What to work on —
Exact copies of all entries are needed. Pictures are to be left out.

Excerpts from an interface dataset:
◇ ◇ ◇

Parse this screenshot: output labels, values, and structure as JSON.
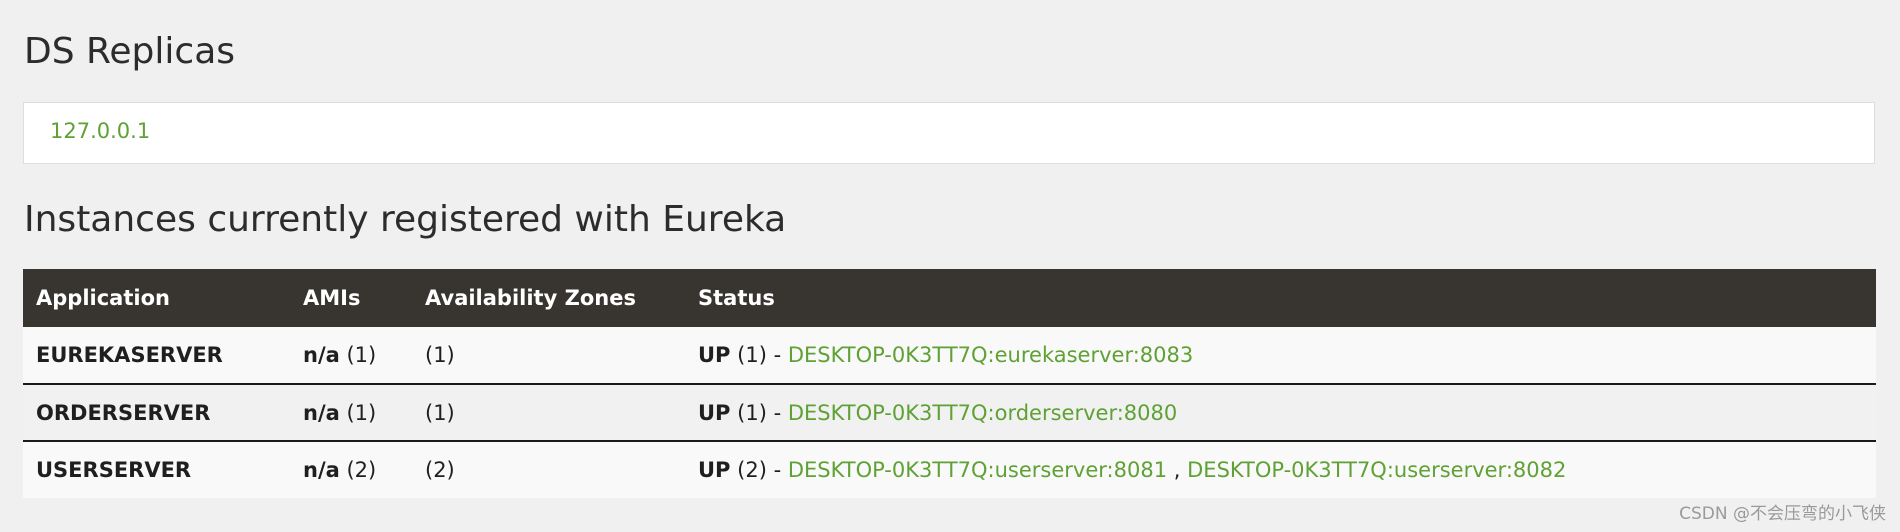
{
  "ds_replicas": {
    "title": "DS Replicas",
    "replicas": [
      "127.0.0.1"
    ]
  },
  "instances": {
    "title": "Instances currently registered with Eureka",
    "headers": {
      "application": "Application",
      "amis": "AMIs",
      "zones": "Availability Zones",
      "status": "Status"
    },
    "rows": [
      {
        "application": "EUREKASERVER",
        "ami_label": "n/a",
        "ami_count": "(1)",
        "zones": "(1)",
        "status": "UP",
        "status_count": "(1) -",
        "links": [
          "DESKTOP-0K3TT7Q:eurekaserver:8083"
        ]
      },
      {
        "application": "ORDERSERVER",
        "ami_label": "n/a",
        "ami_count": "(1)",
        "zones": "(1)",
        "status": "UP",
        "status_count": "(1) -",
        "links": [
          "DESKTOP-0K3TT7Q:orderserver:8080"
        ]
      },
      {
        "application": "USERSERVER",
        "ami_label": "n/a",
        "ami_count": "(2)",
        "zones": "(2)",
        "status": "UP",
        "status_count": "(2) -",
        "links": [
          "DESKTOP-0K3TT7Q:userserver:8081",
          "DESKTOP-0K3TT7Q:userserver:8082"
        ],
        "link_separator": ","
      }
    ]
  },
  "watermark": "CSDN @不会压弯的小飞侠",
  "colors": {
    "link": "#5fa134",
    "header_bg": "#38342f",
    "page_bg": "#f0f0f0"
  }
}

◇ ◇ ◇

Result —
Parse this screenshot: output labels, values, and structure as JSON.
{
  "ds_replicas": {
    "title": "DS Replicas",
    "replicas": [
      "127.0.0.1"
    ]
  },
  "instances": {
    "title": "Instances currently registered with Eureka",
    "headers": {
      "application": "Application",
      "amis": "AMIs",
      "zones": "Availability Zones",
      "status": "Status"
    },
    "rows": [
      {
        "application": "EUREKASERVER",
        "ami_label": "n/a",
        "ami_count": "(1)",
        "zones": "(1)",
        "status": "UP",
        "status_count": "(1) -",
        "links": [
          "DESKTOP-0K3TT7Q:eurekaserver:8083"
        ]
      },
      {
        "application": "ORDERSERVER",
        "ami_label": "n/a",
        "ami_count": "(1)",
        "zones": "(1)",
        "status": "UP",
        "status_count": "(1) -",
        "links": [
          "DESKTOP-0K3TT7Q:orderserver:8080"
        ]
      },
      {
        "application": "USERSERVER",
        "ami_label": "n/a",
        "ami_count": "(2)",
        "zones": "(2)",
        "status": "UP",
        "status_count": "(2) -",
        "links": [
          "DESKTOP-0K3TT7Q:userserver:8081",
          "DESKTOP-0K3TT7Q:userserver:8082"
        ],
        "link_separator": ","
      }
    ]
  },
  "watermark": "CSDN @不会压弯的小飞侠",
  "colors": {
    "link": "#5fa134",
    "header_bg": "#38342f",
    "page_bg": "#f0f0f0"
  }
}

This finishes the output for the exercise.